Mental Health

There are services for people with severe and enduring mental illness, but little work is done with people with low level mental health problems. These are nonetheless very distressing to the person concerned and often leave them with vulnerable and chaotic lifestyles, for example Personality Disorders. The rate of mental health problems, for example depression and anxiety, are eight times higher in the homeless population and 11 times higher in those sleeping rough. [The Health of Single Homeless People, Wendy Bines, Centre for Housing Policy, University of York (1994)]

A commitment to funding preventative work, for example counselling, would help enormously and can help people resolve issues earlier.

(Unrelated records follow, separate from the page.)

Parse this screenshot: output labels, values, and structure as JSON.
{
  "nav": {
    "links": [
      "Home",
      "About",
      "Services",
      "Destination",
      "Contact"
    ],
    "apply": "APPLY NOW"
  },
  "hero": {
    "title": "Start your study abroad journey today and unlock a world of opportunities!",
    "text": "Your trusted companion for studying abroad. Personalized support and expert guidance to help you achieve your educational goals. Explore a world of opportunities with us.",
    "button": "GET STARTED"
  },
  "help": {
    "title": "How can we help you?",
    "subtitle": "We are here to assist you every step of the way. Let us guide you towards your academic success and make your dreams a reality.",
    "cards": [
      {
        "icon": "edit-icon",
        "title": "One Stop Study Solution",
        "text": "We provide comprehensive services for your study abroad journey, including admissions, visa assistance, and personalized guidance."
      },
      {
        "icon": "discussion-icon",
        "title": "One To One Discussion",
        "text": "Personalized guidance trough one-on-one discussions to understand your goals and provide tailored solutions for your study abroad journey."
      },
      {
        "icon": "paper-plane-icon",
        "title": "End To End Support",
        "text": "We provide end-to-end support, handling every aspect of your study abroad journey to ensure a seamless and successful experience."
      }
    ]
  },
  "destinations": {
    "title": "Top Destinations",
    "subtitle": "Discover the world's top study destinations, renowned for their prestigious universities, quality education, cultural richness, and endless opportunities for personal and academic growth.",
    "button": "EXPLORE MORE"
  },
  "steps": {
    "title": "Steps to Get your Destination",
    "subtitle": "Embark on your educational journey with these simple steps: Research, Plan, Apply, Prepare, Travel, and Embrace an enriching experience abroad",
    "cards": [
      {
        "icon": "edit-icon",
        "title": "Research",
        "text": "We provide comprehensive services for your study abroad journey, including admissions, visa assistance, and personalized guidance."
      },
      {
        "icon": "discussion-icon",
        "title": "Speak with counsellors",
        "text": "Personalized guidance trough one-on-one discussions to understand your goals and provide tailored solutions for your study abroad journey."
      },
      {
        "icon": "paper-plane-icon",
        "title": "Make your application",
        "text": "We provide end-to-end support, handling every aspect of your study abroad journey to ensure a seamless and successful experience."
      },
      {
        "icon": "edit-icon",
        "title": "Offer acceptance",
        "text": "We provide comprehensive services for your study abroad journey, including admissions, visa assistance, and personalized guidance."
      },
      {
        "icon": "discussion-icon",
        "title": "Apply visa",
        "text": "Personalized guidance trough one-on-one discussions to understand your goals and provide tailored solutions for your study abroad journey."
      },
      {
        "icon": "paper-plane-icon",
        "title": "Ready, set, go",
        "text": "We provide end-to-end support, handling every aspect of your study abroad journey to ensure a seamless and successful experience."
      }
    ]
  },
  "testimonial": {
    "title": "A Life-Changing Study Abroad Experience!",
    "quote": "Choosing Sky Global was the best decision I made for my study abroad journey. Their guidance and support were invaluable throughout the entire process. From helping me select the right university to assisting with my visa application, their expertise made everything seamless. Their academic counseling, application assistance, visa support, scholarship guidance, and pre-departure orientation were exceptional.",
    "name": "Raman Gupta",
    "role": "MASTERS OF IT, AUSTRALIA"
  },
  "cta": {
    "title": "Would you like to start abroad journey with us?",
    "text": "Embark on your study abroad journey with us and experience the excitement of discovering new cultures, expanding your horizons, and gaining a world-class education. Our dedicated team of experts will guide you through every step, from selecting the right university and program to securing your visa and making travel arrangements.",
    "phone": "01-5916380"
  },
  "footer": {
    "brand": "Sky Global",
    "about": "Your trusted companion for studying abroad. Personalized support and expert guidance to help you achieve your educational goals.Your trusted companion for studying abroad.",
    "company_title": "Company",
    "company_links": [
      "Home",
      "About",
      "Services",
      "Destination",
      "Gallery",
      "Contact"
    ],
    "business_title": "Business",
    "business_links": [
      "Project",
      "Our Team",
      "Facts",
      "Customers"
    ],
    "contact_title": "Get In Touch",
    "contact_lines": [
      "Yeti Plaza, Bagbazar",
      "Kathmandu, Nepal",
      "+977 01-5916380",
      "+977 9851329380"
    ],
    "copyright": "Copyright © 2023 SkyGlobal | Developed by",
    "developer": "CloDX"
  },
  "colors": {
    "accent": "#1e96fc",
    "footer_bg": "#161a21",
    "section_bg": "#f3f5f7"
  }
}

Access criteria, such as a demand that a person be drug or alcohol free before accessing mental health services, further marginalises clients. Some of our members have reported that approximately 63 per cent of the clients to whom they are providing services have multiple needs or the very least are dually diagnosed.

Drug and Alcohol Services

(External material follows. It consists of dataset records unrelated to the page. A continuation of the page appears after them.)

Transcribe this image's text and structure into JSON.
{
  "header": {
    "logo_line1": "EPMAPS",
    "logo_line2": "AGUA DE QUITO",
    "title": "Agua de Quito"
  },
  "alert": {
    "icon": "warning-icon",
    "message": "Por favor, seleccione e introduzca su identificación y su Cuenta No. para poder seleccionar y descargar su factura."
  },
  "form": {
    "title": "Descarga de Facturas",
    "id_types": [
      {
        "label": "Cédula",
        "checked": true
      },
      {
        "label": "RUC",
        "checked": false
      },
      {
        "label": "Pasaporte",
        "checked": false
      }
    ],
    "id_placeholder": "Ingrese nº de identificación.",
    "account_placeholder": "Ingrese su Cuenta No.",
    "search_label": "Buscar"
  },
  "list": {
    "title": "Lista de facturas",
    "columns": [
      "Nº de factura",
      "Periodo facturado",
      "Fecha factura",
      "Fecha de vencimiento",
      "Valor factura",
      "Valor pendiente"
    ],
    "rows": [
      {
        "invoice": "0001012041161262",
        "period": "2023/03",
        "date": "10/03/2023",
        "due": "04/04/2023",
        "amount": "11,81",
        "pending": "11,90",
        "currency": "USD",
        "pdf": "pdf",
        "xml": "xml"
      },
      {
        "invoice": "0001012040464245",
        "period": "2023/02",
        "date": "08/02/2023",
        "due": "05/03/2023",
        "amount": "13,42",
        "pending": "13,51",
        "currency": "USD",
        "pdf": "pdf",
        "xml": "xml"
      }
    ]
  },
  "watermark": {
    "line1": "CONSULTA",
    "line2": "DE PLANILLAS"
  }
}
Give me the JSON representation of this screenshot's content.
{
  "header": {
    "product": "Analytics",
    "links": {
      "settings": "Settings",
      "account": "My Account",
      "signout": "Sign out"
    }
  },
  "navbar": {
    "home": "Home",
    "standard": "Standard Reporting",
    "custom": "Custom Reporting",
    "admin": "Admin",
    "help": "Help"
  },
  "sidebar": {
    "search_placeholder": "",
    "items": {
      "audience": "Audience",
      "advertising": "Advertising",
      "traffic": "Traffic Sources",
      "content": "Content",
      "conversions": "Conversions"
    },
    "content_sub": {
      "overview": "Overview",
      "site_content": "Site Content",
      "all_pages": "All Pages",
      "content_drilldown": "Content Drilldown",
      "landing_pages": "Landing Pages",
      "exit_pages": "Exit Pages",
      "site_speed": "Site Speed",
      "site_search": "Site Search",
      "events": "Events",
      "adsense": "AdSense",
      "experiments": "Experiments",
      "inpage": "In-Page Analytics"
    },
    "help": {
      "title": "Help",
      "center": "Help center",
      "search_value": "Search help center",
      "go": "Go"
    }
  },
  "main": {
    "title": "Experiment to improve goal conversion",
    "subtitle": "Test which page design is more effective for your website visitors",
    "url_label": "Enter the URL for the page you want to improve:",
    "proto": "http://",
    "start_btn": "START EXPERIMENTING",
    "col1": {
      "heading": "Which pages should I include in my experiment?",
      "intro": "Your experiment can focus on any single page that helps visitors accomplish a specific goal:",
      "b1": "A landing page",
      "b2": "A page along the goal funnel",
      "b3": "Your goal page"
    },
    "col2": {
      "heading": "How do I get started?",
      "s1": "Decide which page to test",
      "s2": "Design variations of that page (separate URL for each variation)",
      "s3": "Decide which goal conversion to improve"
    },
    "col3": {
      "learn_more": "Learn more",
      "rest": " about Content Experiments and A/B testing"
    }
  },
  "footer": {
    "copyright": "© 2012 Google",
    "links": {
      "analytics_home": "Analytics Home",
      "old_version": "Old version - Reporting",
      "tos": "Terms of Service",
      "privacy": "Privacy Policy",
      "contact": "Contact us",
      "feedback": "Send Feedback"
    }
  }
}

Access to drug and alcohol support services need to be speeded up, in order to work effectively with a client who is motivated to change.

The different philosophies around the "motivation" of a client between the delivery of mental health and drug and alcohol services. For a dually diagnosed client, it does not matter to the mental health service whether he or she is motivated to change their lifestyle; they will always get support from the service. But when it comes to support for their drug or alcohol dependency, the delivery of the service is very much dependent on whether they are motivated to reduce the harmful effects. In order that dually diagnosed clients get equality of access to both mental health and substance dependency services, these differing philosophies should be harmonised allowing both should be supported regardless of the clientís motivation.

It is important that all health services working with homeless people address these barriers and ensure equal and targeted access to health care services for homeless people. With this in mind, the development of a health scrutiny process is a welcome change in the Governmentís approach to addressing the health needs of vulnerable people.

 

                                                                                                                   

 

Health Action at Crisis

is helping to ensure that health related issues among homeless people is given priority in terms
of developing new strategies.  The Health Improvement and Modernisation Programmes now currently underway within the local authorities and the newly developed Primary Care Trusts are an essential way of ensuring that homeless personís needs are taken into account.

Anyone wishing to make any comments or suggestions in terms of good working practices, gaps in services and provisions for socially excluded groups or any other related concerns can contact Bolaji Bank-Anthony or Sarah Gorton at Health Action at Crisis, Warwick House, 25/27 Buckingham Palace Road, London SW1W 0PP.  e-mail:  bolaji.bank-anthony@crisis.org.uk.
or telephone Sarah on 020 7015 1815.